REQUIREMENT:
Reproduce the whole listing below exactly.

PROVIDED MATERIAL:
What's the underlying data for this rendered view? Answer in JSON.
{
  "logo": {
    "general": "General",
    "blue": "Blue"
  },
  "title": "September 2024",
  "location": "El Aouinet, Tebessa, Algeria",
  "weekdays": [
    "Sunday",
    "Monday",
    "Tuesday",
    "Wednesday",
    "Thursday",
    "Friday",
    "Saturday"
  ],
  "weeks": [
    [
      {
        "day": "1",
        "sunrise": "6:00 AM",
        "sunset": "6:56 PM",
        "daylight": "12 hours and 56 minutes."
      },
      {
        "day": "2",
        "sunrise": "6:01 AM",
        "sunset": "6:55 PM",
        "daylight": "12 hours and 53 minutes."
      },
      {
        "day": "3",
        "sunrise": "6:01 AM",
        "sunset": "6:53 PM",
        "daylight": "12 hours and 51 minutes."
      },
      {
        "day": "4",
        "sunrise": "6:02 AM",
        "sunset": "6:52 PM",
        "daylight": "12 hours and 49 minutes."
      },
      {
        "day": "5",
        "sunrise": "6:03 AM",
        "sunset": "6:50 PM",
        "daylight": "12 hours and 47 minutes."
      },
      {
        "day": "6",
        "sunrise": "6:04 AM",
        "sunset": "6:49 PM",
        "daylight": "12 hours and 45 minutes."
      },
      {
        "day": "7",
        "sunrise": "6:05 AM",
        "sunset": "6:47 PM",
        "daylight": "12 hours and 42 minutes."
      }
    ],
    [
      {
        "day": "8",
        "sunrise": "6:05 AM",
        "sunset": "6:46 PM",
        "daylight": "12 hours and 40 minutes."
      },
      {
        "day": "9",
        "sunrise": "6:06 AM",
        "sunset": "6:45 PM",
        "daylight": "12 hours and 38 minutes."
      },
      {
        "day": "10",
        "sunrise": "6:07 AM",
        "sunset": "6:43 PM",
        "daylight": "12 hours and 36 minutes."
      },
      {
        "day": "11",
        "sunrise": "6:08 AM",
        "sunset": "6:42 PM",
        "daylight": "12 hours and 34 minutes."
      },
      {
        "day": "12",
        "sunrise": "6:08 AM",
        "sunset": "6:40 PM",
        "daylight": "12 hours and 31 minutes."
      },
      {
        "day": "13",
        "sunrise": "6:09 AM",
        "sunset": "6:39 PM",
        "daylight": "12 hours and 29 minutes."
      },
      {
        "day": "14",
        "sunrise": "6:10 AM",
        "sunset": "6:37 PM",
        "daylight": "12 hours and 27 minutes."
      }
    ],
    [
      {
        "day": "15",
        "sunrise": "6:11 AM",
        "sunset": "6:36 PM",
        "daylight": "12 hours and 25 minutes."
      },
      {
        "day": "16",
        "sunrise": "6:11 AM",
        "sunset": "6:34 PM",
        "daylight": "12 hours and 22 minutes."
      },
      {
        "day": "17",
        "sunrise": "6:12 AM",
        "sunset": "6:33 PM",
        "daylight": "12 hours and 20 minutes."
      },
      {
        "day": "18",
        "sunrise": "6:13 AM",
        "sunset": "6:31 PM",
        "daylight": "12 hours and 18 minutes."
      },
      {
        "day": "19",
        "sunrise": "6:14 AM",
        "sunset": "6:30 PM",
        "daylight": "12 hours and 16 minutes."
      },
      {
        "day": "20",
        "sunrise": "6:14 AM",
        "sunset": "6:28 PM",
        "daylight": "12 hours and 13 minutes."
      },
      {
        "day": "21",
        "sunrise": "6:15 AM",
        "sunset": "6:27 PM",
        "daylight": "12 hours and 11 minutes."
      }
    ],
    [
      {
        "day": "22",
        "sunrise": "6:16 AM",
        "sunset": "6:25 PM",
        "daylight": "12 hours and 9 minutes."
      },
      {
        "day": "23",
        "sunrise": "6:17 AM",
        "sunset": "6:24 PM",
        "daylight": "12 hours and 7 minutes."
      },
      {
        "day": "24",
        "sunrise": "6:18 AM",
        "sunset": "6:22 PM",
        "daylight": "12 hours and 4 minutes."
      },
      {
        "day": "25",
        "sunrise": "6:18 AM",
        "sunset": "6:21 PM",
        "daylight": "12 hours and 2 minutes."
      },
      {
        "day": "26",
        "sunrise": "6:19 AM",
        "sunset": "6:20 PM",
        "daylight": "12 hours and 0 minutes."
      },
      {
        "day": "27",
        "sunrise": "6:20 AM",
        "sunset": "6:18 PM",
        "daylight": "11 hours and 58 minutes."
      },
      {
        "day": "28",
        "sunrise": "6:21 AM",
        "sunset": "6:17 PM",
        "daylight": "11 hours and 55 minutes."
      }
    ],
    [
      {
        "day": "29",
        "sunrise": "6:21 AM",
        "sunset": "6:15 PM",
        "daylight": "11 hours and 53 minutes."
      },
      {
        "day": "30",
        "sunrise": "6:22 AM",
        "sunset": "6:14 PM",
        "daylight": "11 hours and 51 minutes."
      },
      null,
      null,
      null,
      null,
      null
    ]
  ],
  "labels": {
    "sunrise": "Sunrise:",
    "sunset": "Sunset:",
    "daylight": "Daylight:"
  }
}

EXERCISE RESULT:
What's the underlying data for this rendered view? Answer in JSON.
{
  "logo": {
    "general": "General",
    "blue": "Blue"
  },
  "title": "September 2024",
  "location": "El Aouinet, Tebessa, Algeria",
  "weekdays": [
    "Sunday",
    "Monday",
    "Tuesday",
    "Wednesday",
    "Thursday",
    "Friday",
    "Saturday"
  ],
  "weeks": [
    [
      {
        "day": "1",
        "sunrise": "6:00 AM",
        "sunset": "6:56 PM",
        "daylight": "12 hours and 56 minutes."
      },
      {
        "day": "2",
        "sunrise": "6:01 AM",
        "sunset": "6:55 PM",
        "daylight": "12 hours and 53 minutes."
      },
      {
        "day": "3",
        "sunrise": "6:01 AM",
        "sunset": "6:53 PM",
        "daylight": "12 hours and 51 minutes."
      },
      {
        "day": "4",
        "sunrise": "6:02 AM",
        "sunset": "6:52 PM",
        "daylight": "12 hours and 49 minutes."
      },
      {
        "day": "5",
        "sunrise": "6:03 AM",
        "sunset": "6:50 PM",
        "daylight": "12 hours and 47 minutes."
      },
      {
        "day": "6",
        "sunrise": "6:04 AM",
        "sunset": "6:49 PM",
        "daylight": "12 hours and 45 minutes."
      },
      {
        "day": "7",
        "sunrise": "6:05 AM",
        "sunset": "6:47 PM",
        "daylight": "12 hours and 42 minutes."
      }
    ],
    [
      {
        "day": "8",
        "sunrise": "6:05 AM",
        "sunset": "6:46 PM",
        "daylight": "12 hours and 40 minutes."
      },
      {
        "day": "9",
        "sunrise": "6:06 AM",
        "sunset": "6:45 PM",
        "daylight": "12 hours and 38 minutes."
      },
      {
        "day": "10",
        "sunrise": "6:07 AM",
        "sunset": "6:43 PM",
        "daylight": "12 hours and 36 minutes."
      },
      {
        "day": "11",
        "sunrise": "6:08 AM",
        "sunset": "6:42 PM",
        "daylight": "12 hours and 34 minutes."
      },
      {
        "day": "12",
        "sunrise": "6:08 AM",
        "sunset": "6:40 PM",
        "daylight": "12 hours and 31 minutes."
      },
      {
        "day": "13",
        "sunrise": "6:09 AM",
        "sunset": "6:39 PM",
        "daylight": "12 hours and 29 minutes."
      },
      {
        "day": "14",
        "sunrise": "6:10 AM",
        "sunset": "6:37 PM",
        "daylight": "12 hours and 27 minutes."
      }
    ],
    [
      {
        "day": "15",
        "sunrise": "6:11 AM",
        "sunset": "6:36 PM",
        "daylight": "12 hours and 25 minutes."
      },
      {
        "day": "16",
        "sunrise": "6:11 AM",
        "sunset": "6:34 PM",
        "daylight": "12 hours and 22 minutes."
      },
      {
        "day": "17",
        "sunrise": "6:12 AM",
        "sunset": "6:33 PM",
        "daylight": "12 hours and 20 minutes."
      },
      {
        "day": "18",
        "sunrise": "6:13 AM",
        "sunset": "6:31 PM",
        "daylight": "12 hours and 18 minutes."
      },
      {
        "day": "19",
        "sunrise": "6:14 AM",
        "sunset": "6:30 PM",
        "daylight": "12 hours and 16 minutes."
      },
      {
        "day": "20",
        "sunrise": "6:14 AM",
        "sunset": "6:28 PM",
        "daylight": "12 hours and 13 minutes."
      },
      {
        "day": "21",
        "sunrise": "6:15 AM",
        "sunset": "6:27 PM",
        "daylight": "12 hours and 11 minutes."
      }
    ],
    [
      {
        "day": "22",
        "sunrise": "6:16 AM",
        "sunset": "6:25 PM",
        "daylight": "12 hours and 9 minutes."
      },
      {
        "day": "23",
        "sunrise": "6:17 AM",
        "sunset": "6:24 PM",
        "daylight": "12 hours and 7 minutes."
      },
      {
        "day": "24",
        "sunrise": "6:18 AM",
        "sunset": "6:22 PM",
        "daylight": "12 hours and 4 minutes."
      },
      {
        "day": "25",
        "sunrise": "6:18 AM",
        "sunset": "6:21 PM",
        "daylight": "12 hours and 2 minutes."
      },
      {
        "day": "26",
        "sunrise": "6:19 AM",
        "sunset": "6:20 PM",
        "daylight": "12 hours and 0 minutes."
      },
      {
        "day": "27",
        "sunrise": "6:20 AM",
        "sunset": "6:18 PM",
        "daylight": "11 hours and 58 minutes."
      },
      {
        "day": "28",
        "sunrise": "6:21 AM",
        "sunset": "6:17 PM",
        "daylight": "11 hours and 55 minutes."
      }
    ],
    [
      {
        "day": "29",
        "sunrise": "6:21 AM",
        "sunset": "6:15 PM",
        "daylight": "11 hours and 53 minutes."
      },
      {
        "day": "30",
        "sunrise": "6:22 AM",
        "sunset": "6:14 PM",
        "daylight": "11 hours and 51 minutes."
      },
      null,
      null,
      null,
      null,
      null
    ]
  ],
  "labels": {
    "sunrise": "Sunrise:",
    "sunset": "Sunset:",
    "daylight": "Daylight:"
  }
}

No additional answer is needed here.